With Gartner estimating that the average cost of network downtime is $5,600 per minute or $336,000 per hour, few would argue that regular testing of a robust disaster recovery (DR) plan is essential for organisations. Even if you omit the financial implications, the lost productivity, missed opportunities, brand damage and potential data loss and SLA pay-outs associated with system downtime should be enough to keep even the most hardened IT professional up at night.
So, why are fewer organisations than you may think doing it? In recent research we conducted, which surveyed 150 technical and business decision makers from organisations drawn from a wide cross section of UK enterprises, we found that DR testing frequency is remarkably low. In fact, 57% are only testing annually or at less frequent intervals, while 6% didn’t test their DR at all. Moreover, of the organisations testing less frequently, the results of their last test led 44% of them to believe that their DR may be inadequate, while 22% encountered issues that would have led to sustained downtime.
Why aren’t we testing?
One explanation for this lack of DR testing is fear of what the tests will show up. There are probably a substantial number of IT professionals who suspect strongly that their DR isn’t fit for purpose, but they haven’t got the means necessary to replace it with one that is. It’s a time-limited approach to risk management, but probably not as uncommon as it should be.
The level of confidence that enterprises have in their Plan B is determined largely by the extent and frequency with which they test it. Many organisations have SLAs to their own customers for services or contracts to deliver a certain quality of service. A tried and tested Plan B is crucial if they are to be sure that those SLAs and contractual obligations can be met. Given how dynamic – and complex – infrastructure typically is in larger organisations, the frequency of DR testing needs to mirror the pace of change.
Given the frequency and likelihood of outages, the infrequency – or absence – of testing among respondents to our survey is an eyebrow-raising finding, particularly given the continual message that comes through from much of our research on cybersecurity: that the strategy and solution focus is very much on remediation of breaches rather than prevention. If your strategy for undoing the damage from a ransomware attack is to recover copies of locked data, regularly testing the way in which you plan to do so is probably a good idea – particularly as more clever examples of ransomware also target back- ups. Recent history is packed with an abundance of cautionary tales of those who failed to do so.
Time is important when it comes to testing. Almost every organisation is subject to budgetary and resource constraints. Technical skills shortages are endemic and much of this resource is expended on day-to-day production and application availability. DR testing simply gets pushed down the never-ending to-do list. Also, some DR approaches, be they secondary data centres or DRaaS, can be quite tricky to test. If you have to bring production systems down to test or schedule this out of hours there is extra cost involved, which compounds the problem of low prioritisation.
Testing should be more than just an afterthought
Any reader of this article is likely to be hyper-aware of the dynamic and fragile nature of technical ecosystems – which makes the finding that more than half of organisations represented in our research are testing annually at best rather worrying.

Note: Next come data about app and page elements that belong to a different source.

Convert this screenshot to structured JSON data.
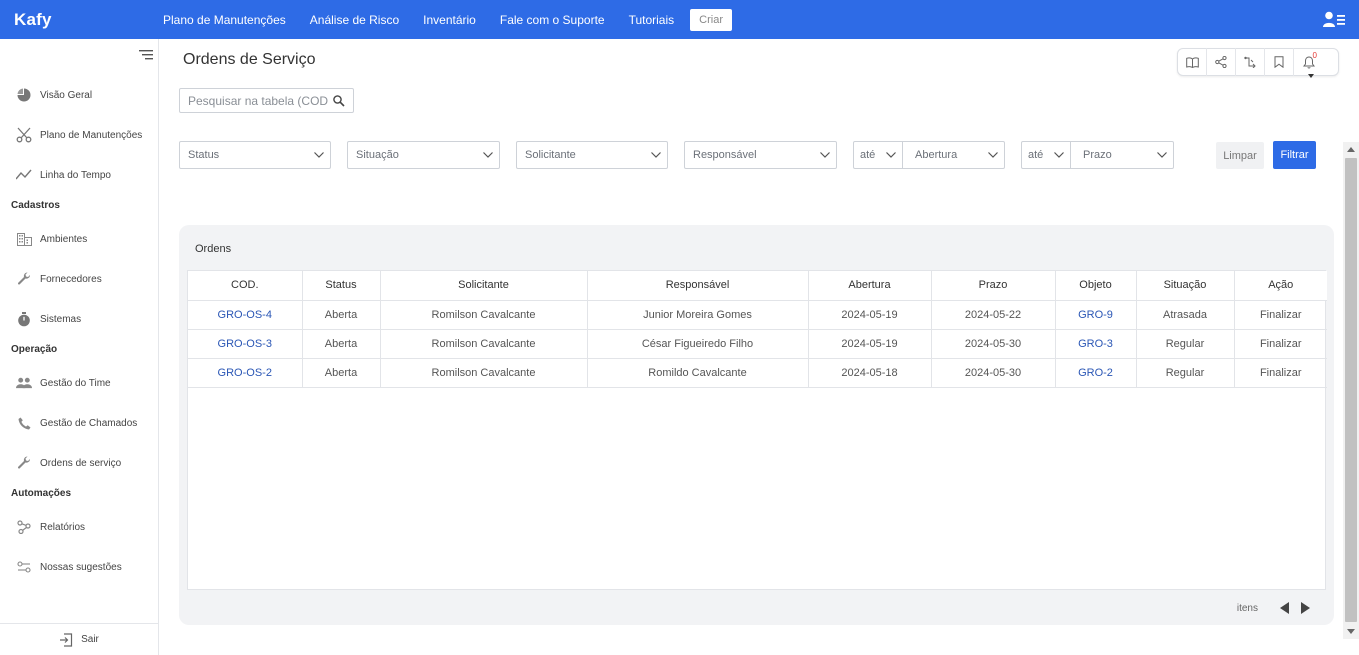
{
  "app": {
    "logo": "Kafy"
  },
  "topnav": {
    "items": [
      "Plano de Manutenções",
      "Análise de Risco",
      "Inventário",
      "Fale com o Suporte",
      "Tutoriais"
    ],
    "create_label": "Criar"
  },
  "sidebar": {
    "items": [
      {
        "label": "Visão Geral",
        "icon": "pie-chart-icon"
      },
      {
        "label": "Plano de Manutenções",
        "icon": "scissors-icon"
      },
      {
        "label": "Linha do Tempo",
        "icon": "line-chart-icon"
      },
      {
        "label": "Ambientes",
        "icon": "building-icon"
      },
      {
        "label": "Fornecedores",
        "icon": "wrench-icon"
      },
      {
        "label": "Sistemas",
        "icon": "stopwatch-icon"
      },
      {
        "label": "Gestão do Time",
        "icon": "team-icon"
      },
      {
        "label": "Gestão de Chamados",
        "icon": "phone-icon"
      },
      {
        "label": "Ordens de serviço",
        "icon": "wrench-icon"
      },
      {
        "label": "Relatórios",
        "icon": "nodes-icon"
      },
      {
        "label": "Nossas sugestões",
        "icon": "toggles-icon"
      }
    ],
    "sections": {
      "cadastros": "Cadastros",
      "operacao": "Operação",
      "automacoes": "Automações"
    },
    "logout_label": "Sair"
  },
  "page": {
    "title": "Ordens de Serviço",
    "search_placeholder": "Pesquisar na tabela (COD)",
    "notification_count": "0"
  },
  "filters": {
    "status": "Status",
    "situacao": "Situação",
    "solicitante": "Solicitante",
    "responsavel": "Responsável",
    "ate1": "até",
    "abertura": "Abertura",
    "ate2": "até",
    "prazo": "Prazo",
    "clear_label": "Limpar",
    "filter_label": "Filtrar"
  },
  "orders": {
    "title": "Ordens",
    "columns": [
      "COD.",
      "Status",
      "Solicitante",
      "Responsável",
      "Abertura",
      "Prazo",
      "Objeto",
      "Situação",
      "Ação"
    ],
    "rows": [
      [
        "GRO-OS-4",
        "Aberta",
        "Romilson Cavalcante",
        "Junior Moreira Gomes",
        "2024-05-19",
        "2024-05-22",
        "GRO-9",
        "Atrasada",
        "Finalizar"
      ],
      [
        "GRO-OS-3",
        "Aberta",
        "Romilson Cavalcante",
        "César Figueiredo Filho",
        "2024-05-19",
        "2024-05-30",
        "GRO-3",
        "Regular",
        "Finalizar"
      ],
      [
        "GRO-OS-2",
        "Aberta",
        "Romilson Cavalcante",
        "Romildo Cavalcante",
        "2024-05-18",
        "2024-05-30",
        "GRO-2",
        "Regular",
        "Finalizar"
      ]
    ],
    "pager_label": "itens"
  },
  "colors": {
    "primary": "#2e6be6",
    "link": "#2a56b5",
    "card_bg": "#f2f3f5"
  }
}
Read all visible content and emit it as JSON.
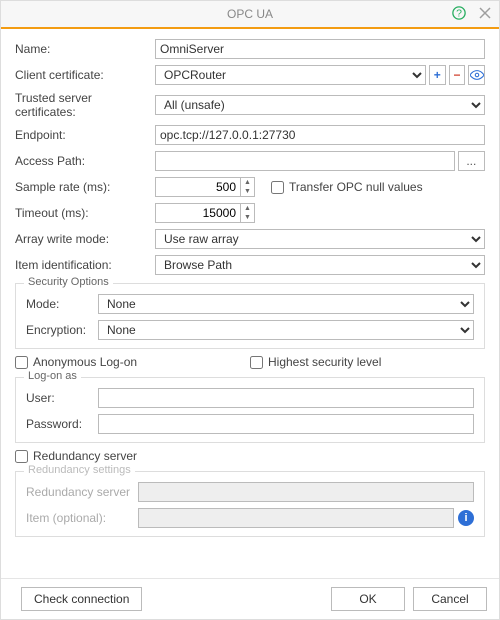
{
  "title": "OPC UA",
  "labels": {
    "name": "Name:",
    "clientCert": "Client certificate:",
    "trustedCerts": "Trusted server certificates:",
    "endpoint": "Endpoint:",
    "accessPath": "Access Path:",
    "sampleRate": "Sample rate (ms):",
    "timeout": "Timeout (ms):",
    "arrayWrite": "Array write mode:",
    "itemIdent": "Item identification:",
    "securityOptions": "Security Options",
    "mode": "Mode:",
    "encryption": "Encryption:",
    "anonLogon": "Anonymous Log-on",
    "highestSec": "Highest security level",
    "logonAs": "Log-on as",
    "user": "User:",
    "password": "Password:",
    "redundancyServer": "Redundancy server",
    "redundancySettings": "Redundancy settings",
    "redundancyServer2": "Redundancy server",
    "itemOptional": "Item (optional):",
    "transferNull": "Transfer OPC null values",
    "ellipsis": "..."
  },
  "values": {
    "name": "OmniServer",
    "clientCert": "OPCRouter",
    "trustedCerts": "All (unsafe)",
    "endpoint": "opc.tcp://127.0.0.1:27730",
    "accessPath": "",
    "sampleRate": "500",
    "timeout": "15000",
    "arrayWrite": "Use raw array",
    "itemIdent": "Browse Path",
    "mode": "None",
    "encryption": "None",
    "user": "",
    "password": "",
    "redundancyServer": "",
    "itemOptional": ""
  },
  "checks": {
    "transferNull": false,
    "anonLogon": false,
    "highestSec": false,
    "redundancy": false
  },
  "buttons": {
    "checkConnection": "Check connection",
    "ok": "OK",
    "cancel": "Cancel"
  }
}
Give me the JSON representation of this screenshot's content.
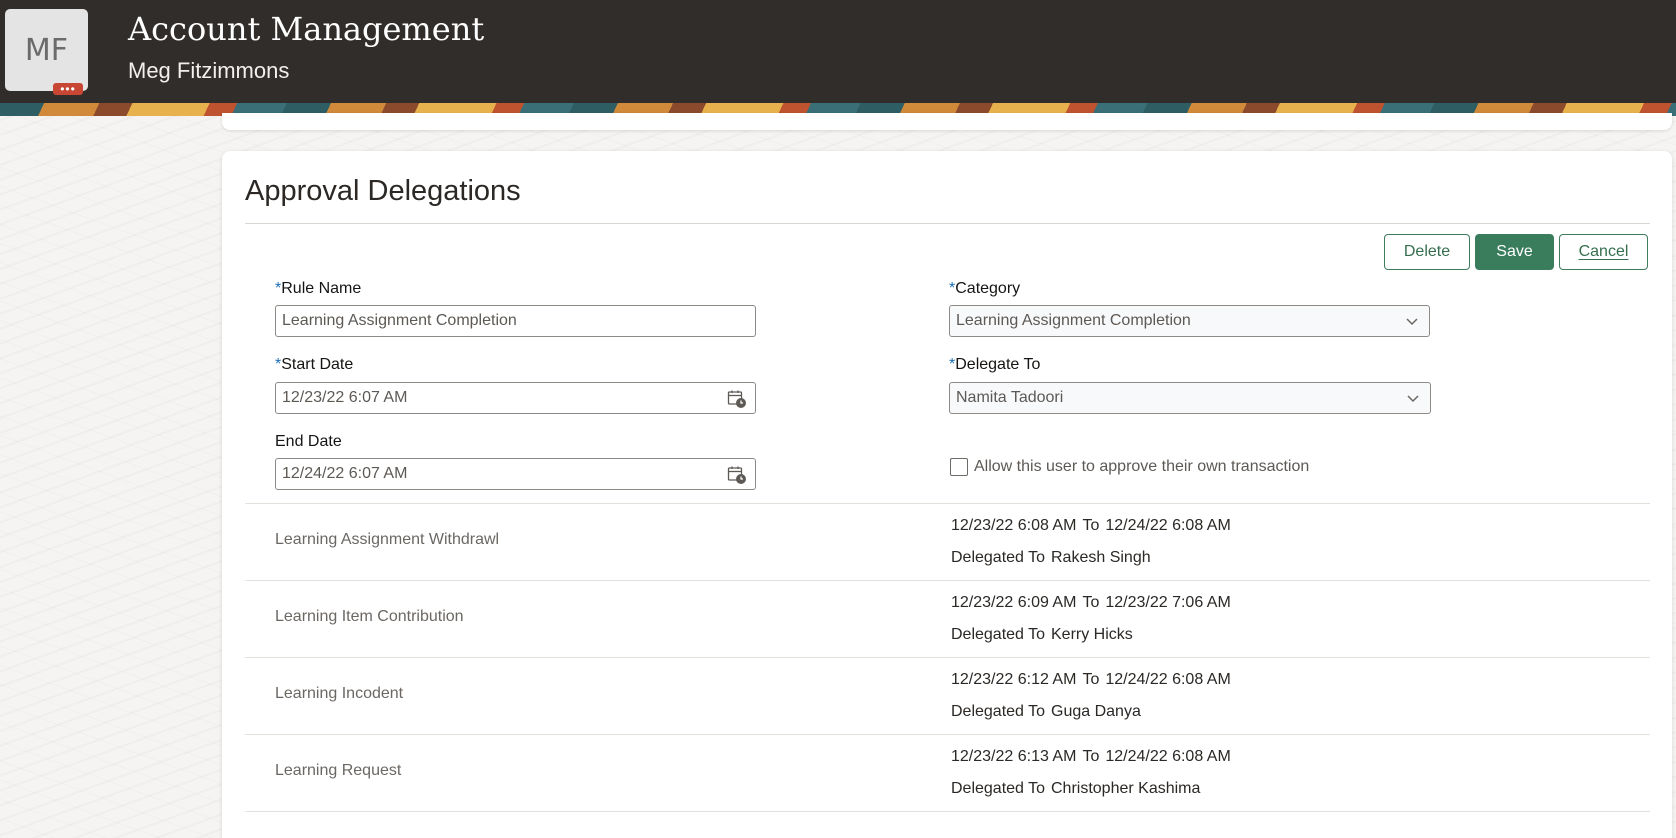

The results of infrequent testing are predictable. Almost half of those practising infrequent testing fear their DR may be inadequate. Failure to test DR will, at some point, lead to a recovery failure. It really is only a matter of time.
Most reasons why DR testing doesn’t happen as frequently as it needs to relate back to the importance afforded to DR within the organisation itself. Do executives truly understand the definition of a disaster? Like cybersecurity, the most successful DR strategies involve DR being considered at the inception of new applications and services, rather than as an afterthought once they’ve gone live. Only if DR is integral to an application, can solutions be aligned with confidence, and a consensus that testing has to be as frequent as change can be established. Business input is also vital to ensure a consensus on what is business critical. DR test schedules should reflect the varying levels of importance of different applications, data and services.
We’re aware that, for many organisations, DR has the potential to seem every bit as complex as the infrastructure it is protecting and our research has demonstrated that a significant number of businesses are looking for DRaaS solutions to help them manage this complexity – as well as reduce the costs inherent in running a second physical datacentre. DRaaS solutions like our own can help to simplify organisations’ disaster recovery plans, offering increased flexibility, customised runbook functionality, optimised RPOs, and near-zero RTOs so businesses have more control over their disaster recovery plans.
As outlined above, today most traditional DR environments are typically only tested every few months or once a year, if at all. These manual tests can be time consuming, expensive, and highly disruptive, but DRaaS can provide the necessary solutions to solve these challenges. With the right solution, IT no longer has to wonder if backups are viable or if data can be recovered. Testing can be conducted easily with faster results and done as needed, providing IT teams with absolute confidence in the environments.
Interested in hearing industry leaders discuss subjects like this and sharing their experiences and use-cases? Attend the Cyber Security & Cloud Expo World Series with upcoming events in Silicon Valley, London and Amsterdam to learn more.